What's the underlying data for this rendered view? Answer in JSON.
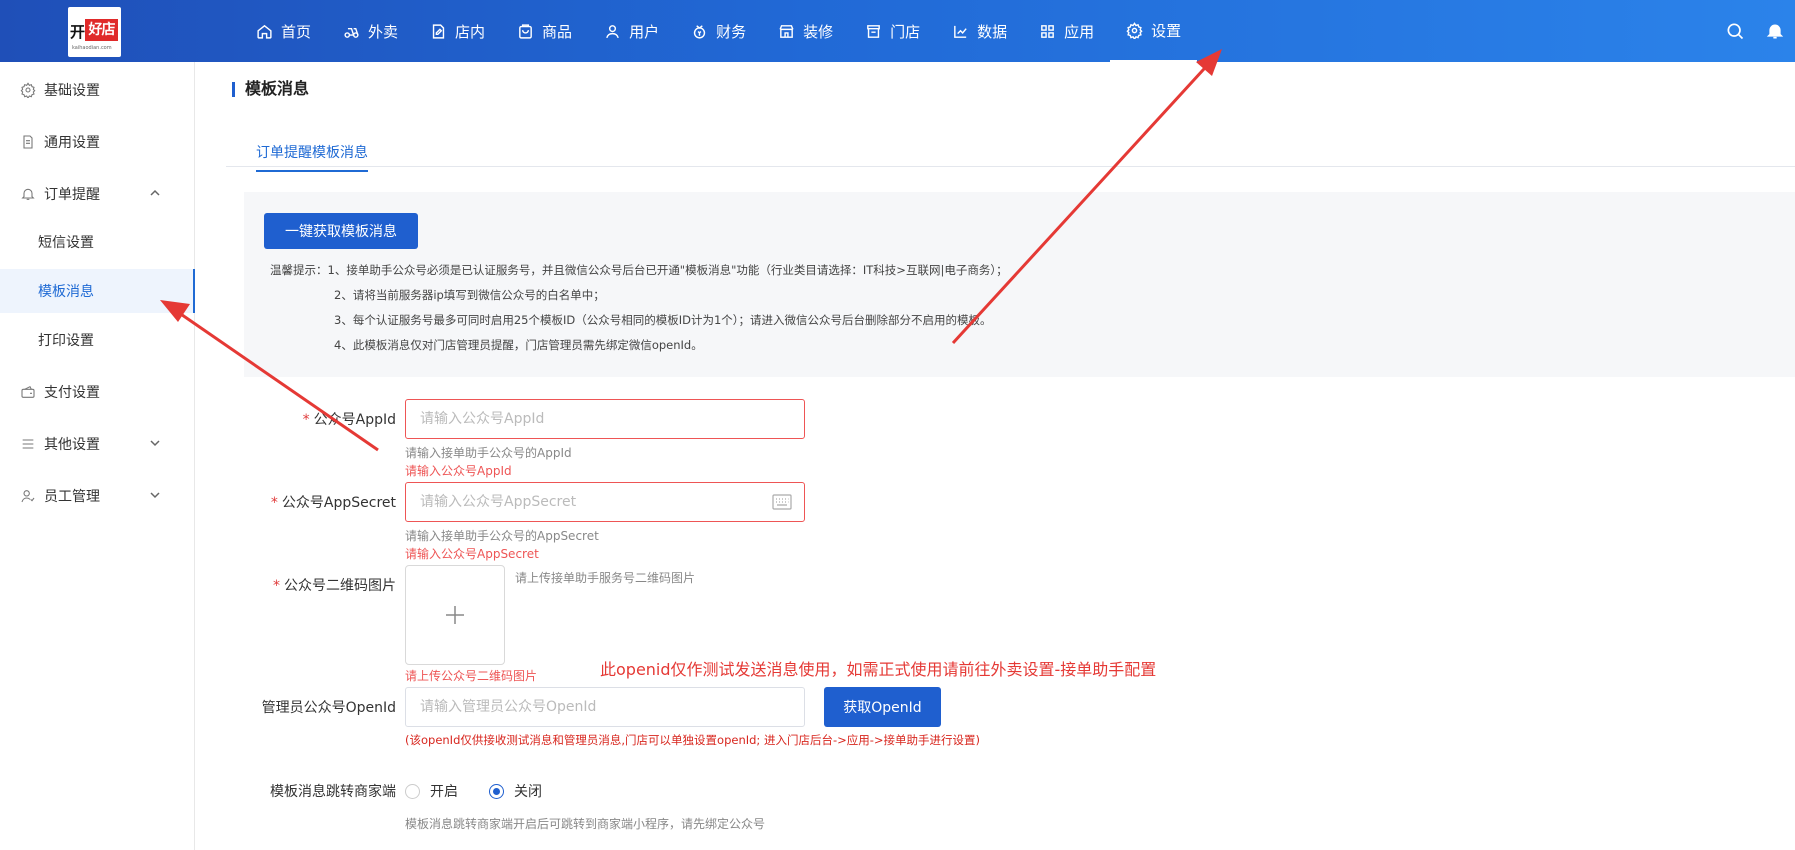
{
  "logo": {
    "part1": "开",
    "part2": "好店",
    "sub": "kaihaodian.com"
  },
  "nav": [
    {
      "label": "首页",
      "icon": "home-icon"
    },
    {
      "label": "外卖",
      "icon": "scooter-icon"
    },
    {
      "label": "店内",
      "icon": "store-edit-icon"
    },
    {
      "label": "商品",
      "icon": "goods-icon"
    },
    {
      "label": "用户",
      "icon": "user-icon"
    },
    {
      "label": "财务",
      "icon": "wallet-icon"
    },
    {
      "label": "装修",
      "icon": "shop-decor-icon"
    },
    {
      "label": "门店",
      "icon": "shop-icon"
    },
    {
      "label": "数据",
      "icon": "chart-icon"
    },
    {
      "label": "应用",
      "icon": "apps-icon"
    },
    {
      "label": "设置",
      "icon": "gear-icon",
      "active": true
    }
  ],
  "sidebar": {
    "items": [
      {
        "label": "基础设置",
        "icon": "gear-icon"
      },
      {
        "label": "通用设置",
        "icon": "document-icon"
      },
      {
        "label": "订单提醒",
        "icon": "bell-icon",
        "expanded": true
      },
      {
        "label": "支付设置",
        "icon": "wallet-icon"
      },
      {
        "label": "其他设置",
        "icon": "list-icon"
      },
      {
        "label": "员工管理",
        "icon": "staff-icon"
      }
    ],
    "sub_items": [
      {
        "label": "短信设置"
      },
      {
        "label": "模板消息",
        "active": true
      },
      {
        "label": "打印设置"
      }
    ]
  },
  "main": {
    "title": "模板消息",
    "tab": "订单提醒模板消息",
    "fetch_button": "一键获取模板消息",
    "tips": [
      "温馨提示：1、接单助手公众号必须是已认证服务号，并且微信公众号后台已开通\"模板消息\"功能（行业类目请选择：IT科技>互联网|电子商务）；",
      "2、请将当前服务器ip填写到微信公众号的白名单中；",
      "3、每个认证服务号最多可同时启用25个模板ID（公众号相同的模板ID计为1个）；请进入微信公众号后台删除部分不启用的模板。",
      "4、此模板消息仅对门店管理员提醒，门店管理员需先绑定微信openId。"
    ],
    "form": {
      "appid": {
        "label": "公众号AppId",
        "placeholder": "请输入公众号AppId",
        "hint": "请输入接单助手公众号的AppId",
        "error": "请输入公众号AppId"
      },
      "appsecret": {
        "label": "公众号AppSecret",
        "placeholder": "请输入公众号AppSecret",
        "hint": "请输入接单助手公众号的AppSecret",
        "error": "请输入公众号AppSecret"
      },
      "qrcode": {
        "label": "公众号二维码图片",
        "hint": "请上传接单助手服务号二维码图片",
        "error": "请上传公众号二维码图片"
      },
      "openid": {
        "label": "管理员公众号OpenId",
        "placeholder": "请输入管理员公众号OpenId",
        "button": "获取OpenId",
        "note": "(该openId仅供接收测试消息和管理员消息,门店可以单独设置openId; 进入门店后台->应用->接单助手进行设置)"
      },
      "jump": {
        "label": "模板消息跳转商家端",
        "option_on": "开启",
        "option_off": "关闭",
        "selected": "关闭",
        "hint": "模板消息跳转商家端开启后可跳转到商家端小程序，请先绑定公众号"
      }
    },
    "annotation": "此openid仅作测试发送消息使用，如需正式使用请前往外卖设置-接单助手配置"
  },
  "colors": {
    "primary": "#1f5fcf",
    "error": "#e55555",
    "annotation": "#e53935"
  }
}
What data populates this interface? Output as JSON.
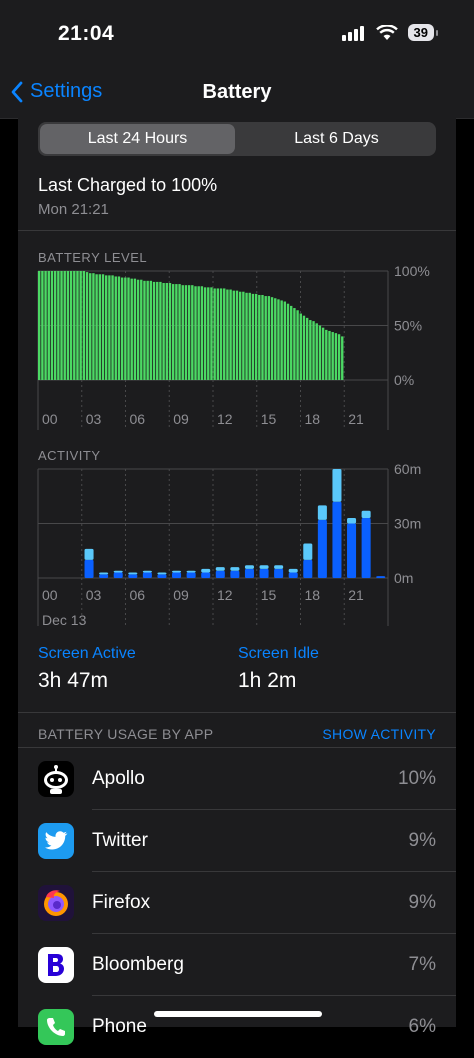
{
  "status": {
    "time": "21:04",
    "battery": "39"
  },
  "nav": {
    "back": "Settings",
    "title": "Battery"
  },
  "tabs": [
    "Last 24 Hours",
    "Last 6 Days"
  ],
  "last_charged": {
    "title": "Last Charged to 100%",
    "time": "Mon 21:21"
  },
  "colors": {
    "accent": "#0a84ff",
    "level_bar": "#4cd964",
    "activity_dark": "#0a60ff",
    "activity_light": "#5ac8fa"
  },
  "chart_data": [
    {
      "type": "bar",
      "title": "BATTERY LEVEL",
      "y_ticks": [
        "100%",
        "50%",
        "0%"
      ],
      "x_ticks": [
        "00",
        "03",
        "06",
        "09",
        "12",
        "15",
        "18",
        "21"
      ],
      "ylim": [
        0,
        100
      ],
      "values": [
        100,
        100,
        100,
        100,
        100,
        100,
        100,
        100,
        100,
        100,
        100,
        100,
        100,
        100,
        100,
        99,
        98,
        98,
        97,
        97,
        97,
        96,
        96,
        96,
        95,
        95,
        94,
        94,
        94,
        93,
        93,
        92,
        92,
        91,
        91,
        91,
        90,
        90,
        90,
        89,
        89,
        89,
        88,
        88,
        88,
        87,
        87,
        87,
        87,
        86,
        86,
        86,
        85,
        85,
        85,
        84,
        84,
        84,
        84,
        83,
        83,
        82,
        82,
        81,
        81,
        80,
        80,
        79,
        79,
        78,
        78,
        77,
        77,
        76,
        75,
        74,
        73,
        72,
        70,
        68,
        66,
        64,
        61,
        59,
        57,
        55,
        54,
        52,
        50,
        48,
        46,
        45,
        44,
        43,
        42,
        40
      ]
    },
    {
      "type": "bar",
      "title": "ACTIVITY",
      "y_ticks": [
        "60m",
        "30m",
        "0m"
      ],
      "x_ticks": [
        "00",
        "03",
        "06",
        "09",
        "12",
        "15",
        "18",
        "21"
      ],
      "date_label": "Dec 13",
      "ylim": [
        0,
        60
      ],
      "series": [
        {
          "name": "Screen Active",
          "values": [
            0,
            0,
            0,
            10,
            2,
            3,
            2,
            3,
            2,
            3,
            3,
            3,
            4,
            4,
            5,
            5,
            5,
            3,
            10,
            32,
            42,
            30,
            33,
            1
          ]
        },
        {
          "name": "Screen Idle",
          "values": [
            0,
            0,
            0,
            6,
            1,
            1,
            1,
            1,
            1,
            1,
            1,
            2,
            2,
            2,
            2,
            2,
            2,
            2,
            9,
            8,
            18,
            3,
            4,
            0
          ]
        }
      ]
    }
  ],
  "screen": {
    "active_label": "Screen Active",
    "active_value": "3h 47m",
    "idle_label": "Screen Idle",
    "idle_value": "1h 2m"
  },
  "usage": {
    "header": "BATTERY USAGE BY APP",
    "show_activity": "SHOW ACTIVITY",
    "apps": [
      {
        "name": "Apollo",
        "pct": "10%",
        "icon": "apollo-icon"
      },
      {
        "name": "Twitter",
        "pct": "9%",
        "icon": "twitter-icon"
      },
      {
        "name": "Firefox",
        "pct": "9%",
        "icon": "firefox-icon"
      },
      {
        "name": "Bloomberg",
        "pct": "7%",
        "icon": "bloomberg-icon"
      },
      {
        "name": "Phone",
        "pct": "6%",
        "icon": "phone-icon"
      }
    ]
  }
}
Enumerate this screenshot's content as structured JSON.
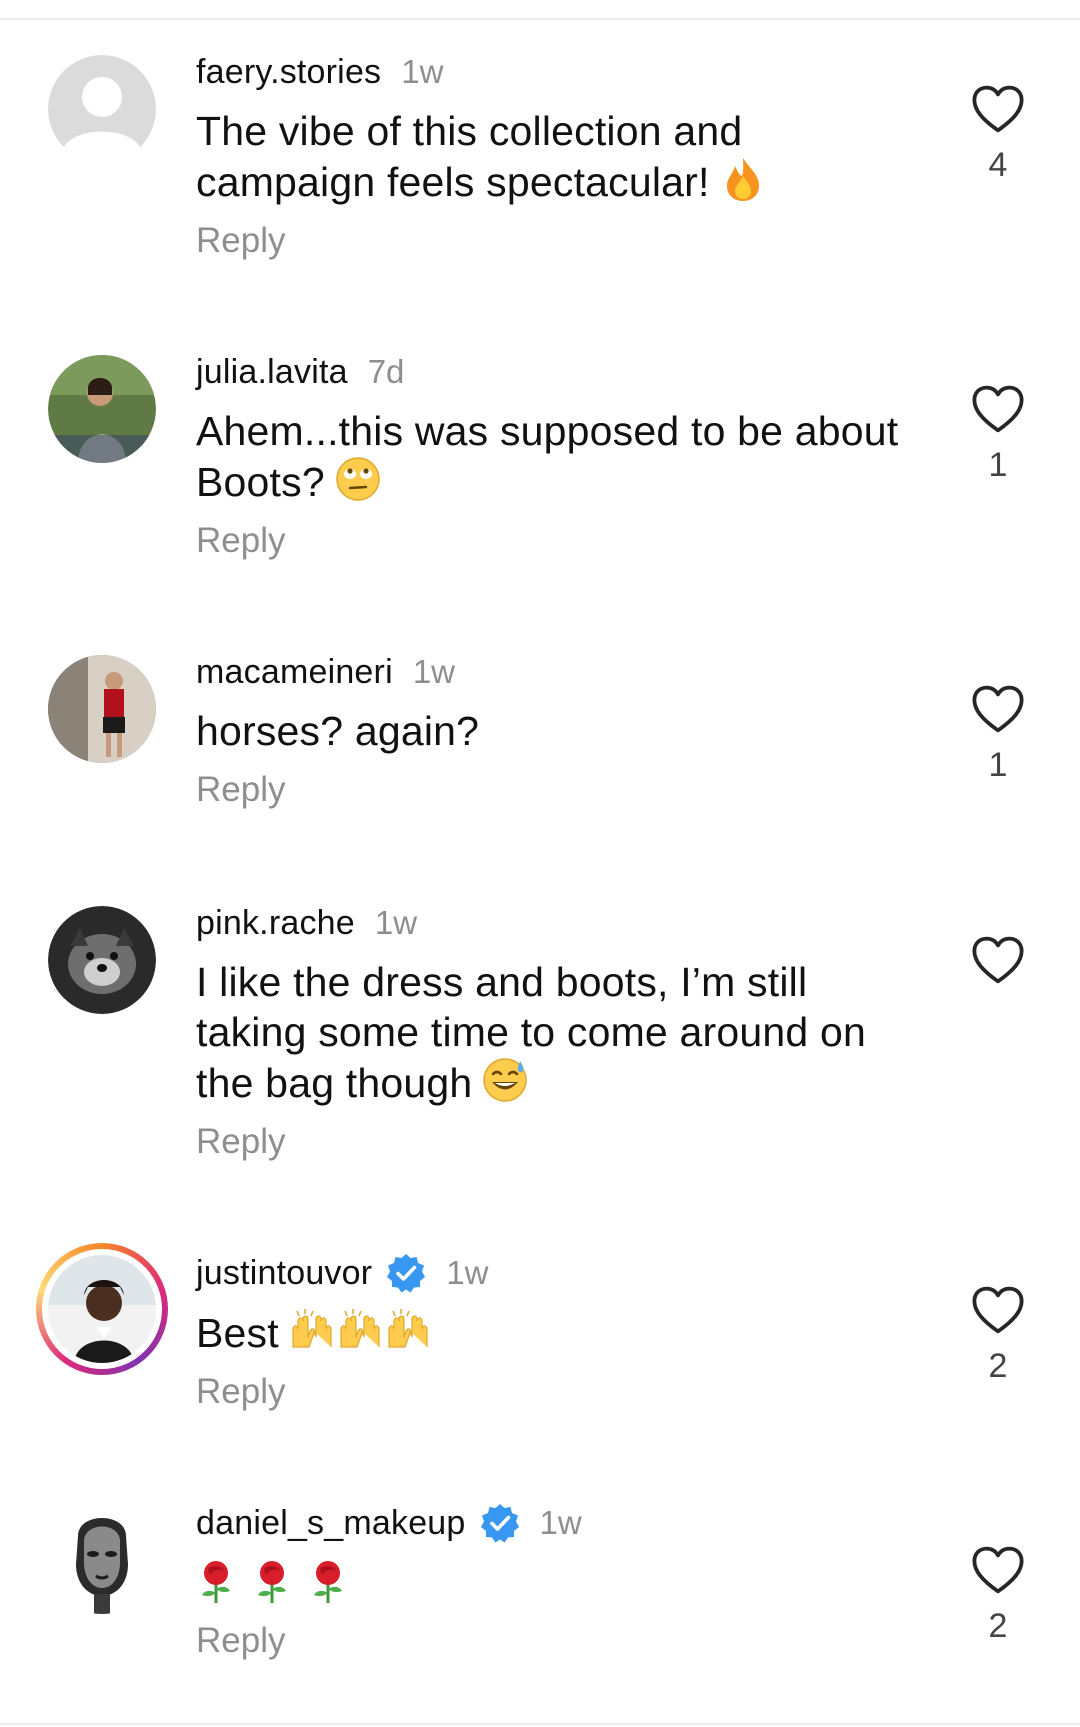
{
  "comments": [
    {
      "username": "faery.stories",
      "time": "1w",
      "text": "The vibe of this collection and campaign feels spectacular!",
      "emoji": "fire-emoji",
      "reply": "Reply",
      "likes": "4",
      "verified": false,
      "avatar": "default-avatar"
    },
    {
      "username": "julia.lavita",
      "time": "7d",
      "text": "Ahem...this was supposed to be about Boots?",
      "emoji": "eye-roll-emoji",
      "reply": "Reply",
      "likes": "1",
      "verified": false,
      "avatar": "photo-avatar"
    },
    {
      "username": "macameineri",
      "time": "1w",
      "text": "horses? again?",
      "reply": "Reply",
      "likes": "1",
      "verified": false,
      "avatar": "photo-avatar"
    },
    {
      "username": "pink.rache",
      "time": "1w",
      "text": "I like the dress and boots, I’m still taking some time to come around on the bag though",
      "emoji": "grinning-sweat-emoji",
      "reply": "Reply",
      "likes": "",
      "verified": false,
      "avatar": "dog-photo-avatar"
    },
    {
      "username": "justintouvor",
      "time": "1w",
      "text": "Best",
      "emoji": "raising-hands-emoji",
      "reply": "Reply",
      "likes": "2",
      "verified": true,
      "avatar": "story-ring-avatar"
    },
    {
      "username": "daniel_s_makeup",
      "time": "1w",
      "text": "",
      "emoji": "rose-emoji",
      "reply": "Reply",
      "likes": "2",
      "verified": true,
      "avatar": "sculpture-photo-avatar"
    }
  ],
  "colors": {
    "primary_text": "#111111",
    "secondary_text": "#8e8e8e",
    "verified_blue": "#3897f0",
    "divider": "#ededed"
  }
}
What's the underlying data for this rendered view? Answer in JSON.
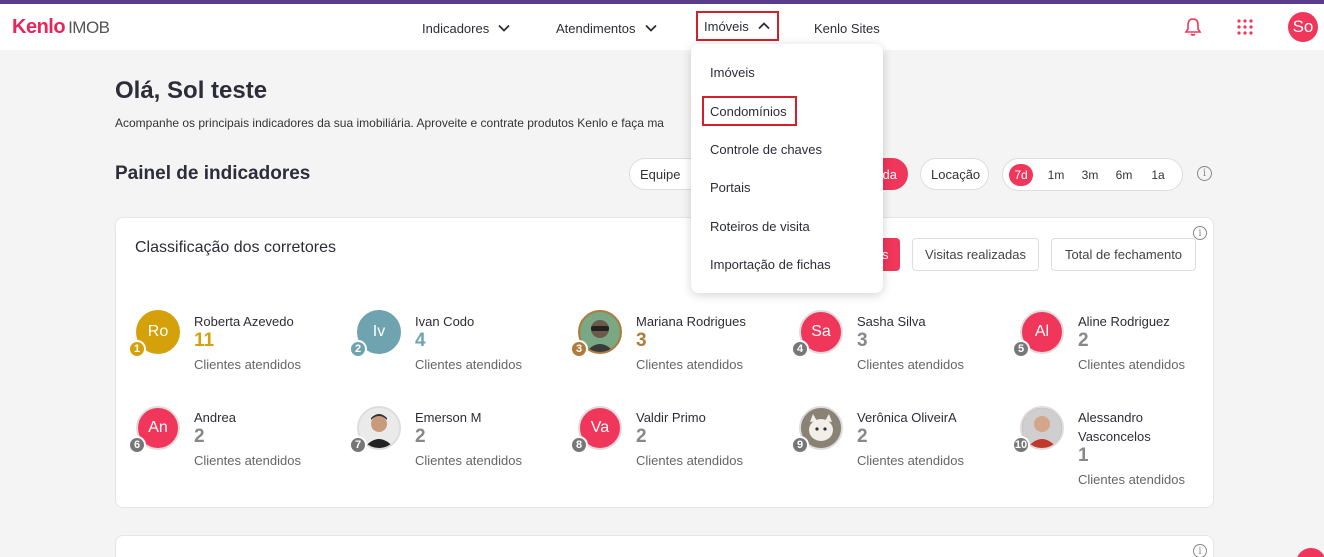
{
  "header": {
    "logo_brand": "Kenlo",
    "logo_product": "IMOB",
    "nav": [
      {
        "label": "Indicadores"
      },
      {
        "label": "Atendimentos"
      },
      {
        "label": "Imóveis"
      },
      {
        "label": "Kenlo Sites"
      }
    ],
    "user_initials": "So"
  },
  "greeting": "Olá, Sol teste",
  "subtitle": "Acompanhe os principais indicadores da sua imobiliária. Aproveite e contrate produtos Kenlo e faça ma",
  "panel": {
    "title": "Painel de indicadores",
    "team_filter": "Equipe",
    "mode_partial": "da",
    "mode_rent": "Locação",
    "periods": [
      "7d",
      "1m",
      "3m",
      "6m",
      "1a"
    ],
    "selected_period": "7d"
  },
  "ranking": {
    "title": "Classificação dos corretores",
    "filters": [
      "s",
      "Visitas realizadas",
      "Total de fechamento"
    ],
    "brokers": [
      {
        "rank": "1",
        "initials": "Ro",
        "name": "Roberta Azevedo",
        "count": "11",
        "label": "Clientes atendidos",
        "color": "#d4a10b"
      },
      {
        "rank": "2",
        "initials": "Iv",
        "name": "Ivan Codo",
        "count": "4",
        "label": "Clientes atendidos",
        "color": "#6fa3b0"
      },
      {
        "rank": "3",
        "initials": "",
        "name": "Mariana Rodrigues",
        "count": "3",
        "label": "Clientes atendidos",
        "color": "#5a8f6a"
      },
      {
        "rank": "4",
        "initials": "Sa",
        "name": "Sasha Silva",
        "count": "3",
        "label": "Clientes atendidos",
        "color": "#f0365a"
      },
      {
        "rank": "5",
        "initials": "Al",
        "name": "Aline Rodriguez",
        "count": "2",
        "label": "Clientes atendidos",
        "color": "#f0365a"
      },
      {
        "rank": "6",
        "initials": "An",
        "name": "Andrea",
        "count": "2",
        "label": "Clientes atendidos",
        "color": "#f0365a"
      },
      {
        "rank": "7",
        "initials": "",
        "name": "Emerson M",
        "count": "2",
        "label": "Clientes atendidos",
        "color": "#3a3a3a"
      },
      {
        "rank": "8",
        "initials": "Va",
        "name": "Valdir Primo",
        "count": "2",
        "label": "Clientes atendidos",
        "color": "#f0365a"
      },
      {
        "rank": "9",
        "initials": "",
        "name": "Verônica OliveirA",
        "count": "2",
        "label": "Clientes atendidos",
        "color": "#a09a90"
      },
      {
        "rank": "10",
        "initials": "",
        "name": "Alessandro Vasconcelos",
        "count": "1",
        "label": "Clientes atendidos",
        "color": "#b54a3a"
      }
    ]
  },
  "dropdown": {
    "items": [
      "Imóveis",
      "Condomínios",
      "Controle de chaves",
      "Portais",
      "Roteiros de visita",
      "Importação de fichas"
    ]
  },
  "colors": {
    "accent": "#f0365a",
    "highlight_border": "#d3202a",
    "gold": "#d4a10b",
    "teal": "#6fa3b0",
    "bronze": "#b07a3a"
  }
}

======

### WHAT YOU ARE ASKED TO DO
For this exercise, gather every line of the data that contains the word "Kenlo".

### TASK RESULT
    "logo_brand": "Kenlo",
        "label": "Kenlo Sites"
  "subtitle": "Acompanhe os principais indicadores da sua imobiliária. Aproveite e contrate produtos Kenlo e faça ma",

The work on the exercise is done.